My parents have been in the process of cleaning out their attic.  While my mom has an almost militant anti-hoarding aesthetic, it seems that we have had years of birthday, Mothers’s Day, Christmas cards, and grade school papers filling up boxes with our history.  One document which survived was my fourth grade journal, which I recently reread.  I had to laugh at this entry:

Today I have track.  I don’t want to go to the meet on Sunday.  I am too slow.  It will just be a waste of time like at the last meet.  Even the third graders beat me.

Growing up, I was never a runner.  While I always participated in sports that necessitated you actually have to run, including tennis, soccer and skiing (which required dry-land training session), I was extremely self-conscious of my lack of running prowess, and was adamantly anti-running.  This may be because my dad and my sister made fun of me incessantly for the way my feet splayed to the side and flopped around when I attempted to run.  We’re a good natured-family; ridicule is part of how we express love (or something like that).  So, in front of them, I preferred to walk.  And?  Running wasn’t fun!  My dad has always run 3.5 miles, four days a week.  Who would want to do that?!

So, how did I turn from avid elliptical-er to somebody who craves a long satisfying run?  The voice of my fourth-grade self made me ponder.  It started in college.  I had been in a gym routine for a while and was challenged by my friend Jenny, who was on the cross-country team, to join her on a run around the campus.   She let me set the pace, and while I worried I was too slow for her, at the end of the 3.5 mile loop, she conceded that I had done a lot better than she had expected.  After this, the treadmill was integrated into my cardio.

When I graduated, I returned, less than ebulliently, to the New Jersey suburbs to live with my parents.  Let’s just say that the social scene was severely lacking.  I began to find challenges in the physical, and focused more on running.  I slowly increased the distance and pace I could run.  One day I passed five miles on the treadmill.  And suddenly, running didn’t seem like such an insurmountable challenge.  On the urging of my father, I entered a community 5k race.  My dad looks forward to race season with an excitement fueled by his OCD.  I was not sure I was ready to jump into that, but my time of 22:38 surprised me and was fast enough to win my age category (it was a small race… that time would get me nothing in a Somerville race).  I was officially hooked.
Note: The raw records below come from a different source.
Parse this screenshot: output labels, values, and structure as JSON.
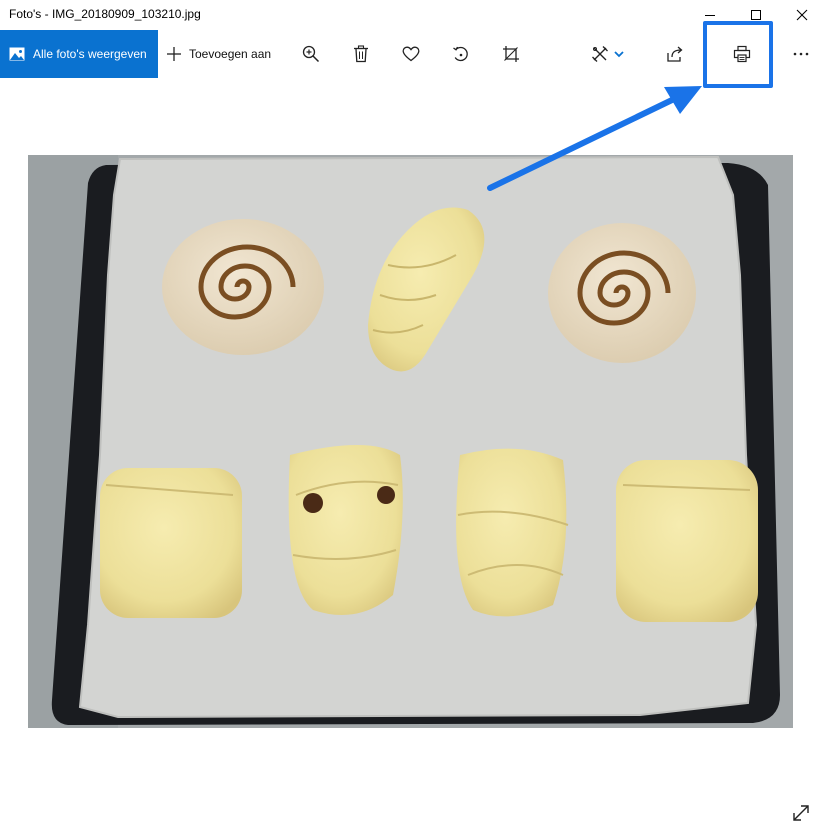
{
  "window": {
    "title": "Foto's - IMG_20180909_103210.jpg",
    "controls": [
      "minimize-icon",
      "maximize-icon",
      "close-icon"
    ]
  },
  "toolbar": {
    "all_photos_label": "Alle foto's weergeven",
    "add_to_label": "Toevoegen aan",
    "icons": [
      "zoom-in-icon",
      "delete-icon",
      "favorite-icon",
      "rotate-icon",
      "crop-icon",
      "edit-draw-icon",
      "chevron-down-icon",
      "share-icon",
      "print-icon",
      "more-icon"
    ],
    "accent_color": "#0a72d0"
  },
  "annotation": {
    "highlight_color": "#1a73e8",
    "target": "print-icon"
  },
  "photo": {
    "subject": "image",
    "background_color": "#9aa0a2"
  }
}
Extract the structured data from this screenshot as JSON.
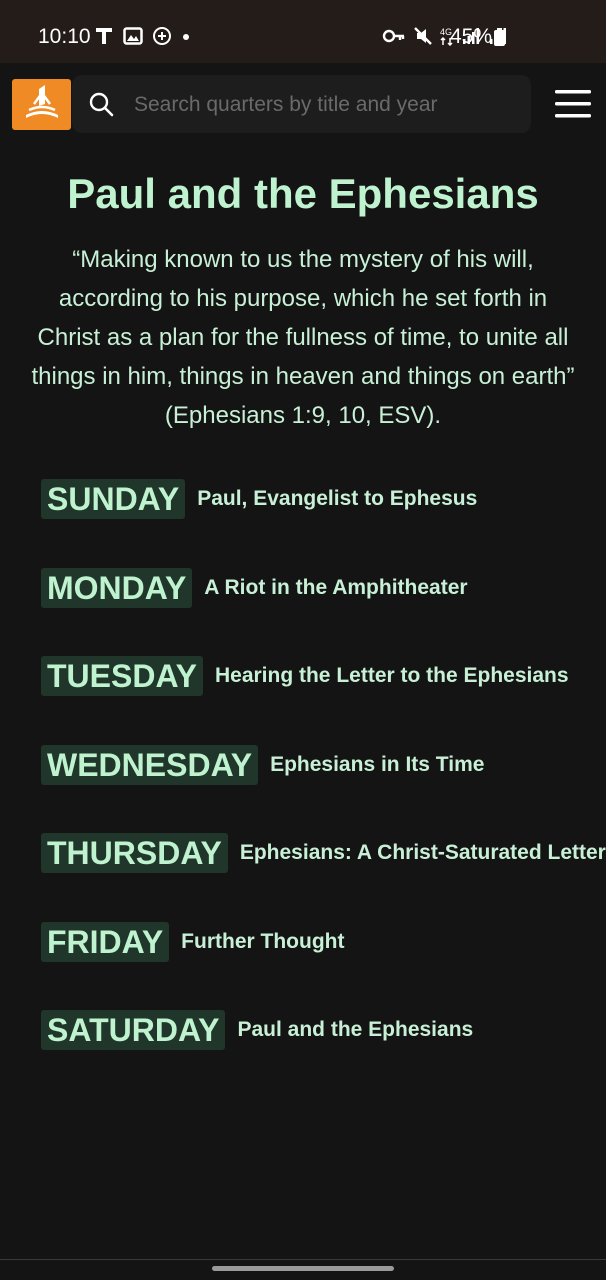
{
  "status": {
    "time": "10:10",
    "battery": "45%",
    "network": "4G"
  },
  "search": {
    "placeholder": "Search quarters by title and year"
  },
  "lesson": {
    "title": "Paul and the Ephesians",
    "quote": "“Making known to us the mystery of his will, according to his purpose, which he set forth in Christ as a plan for the fullness of time, to unite all things in him, things in heaven and things on earth” (Ephesians 1:9, 10, ESV)."
  },
  "days": [
    {
      "day": "SUNDAY",
      "title": "Paul, Evangelist to Ephesus"
    },
    {
      "day": "MONDAY",
      "title": "A Riot in the Amphitheater"
    },
    {
      "day": "TUESDAY",
      "title": "Hearing the Letter to the Ephesians"
    },
    {
      "day": "WEDNESDAY",
      "title": "Ephesians in Its Time"
    },
    {
      "day": "THURSDAY",
      "title": "Ephesians: A Christ-Saturated Letter"
    },
    {
      "day": "FRIDAY",
      "title": "Further Thought"
    },
    {
      "day": "SATURDAY",
      "title": "Paul and the Ephesians"
    }
  ],
  "colors": {
    "accent_logo": "#f08a24",
    "text_green": "#bff2cf",
    "badge_bg": "#21362a",
    "background": "#141414"
  }
}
I am still uncomfortable with the self-proclaimed label of “runner.”  In my mind, runners are svelte and serious, they are women who know how to integrate speed training and strides into their training regiment, they are at least 5’9” and eat healthy all the time.  These concepts are sort of foreign to me.  I just run.  Sometimes I try to run fast.  Sometimes I try to run for a long time.  I have short legs, and lack the wiry thinness I associate with “natural” runners.

But, over the years, I have grown into the label, and while still reluctant to wear it for fear that I don’t quite deserve it, I will say that I want to be a runner, and want to become somebody for whom running is second nature. I’m just about there.  During my hiatus from running (hello painful stress fractures), the absence of running in my life made me realize how fundamental it had become to me.  I had lost part of my identity, and I felt mournful and lost.  These days, I sort of hate the elliptical, which I definitely utilize on my restrained low-impact days.  Yes, it’s a useful piece of equipment, but it’s not running.

I’m looking forward to this summer, the first running season in almost 2 years when I can set some goals and compete in some (fun!) races.  Stay tuned… I may need some help in training for those races from all those “real” runners out there.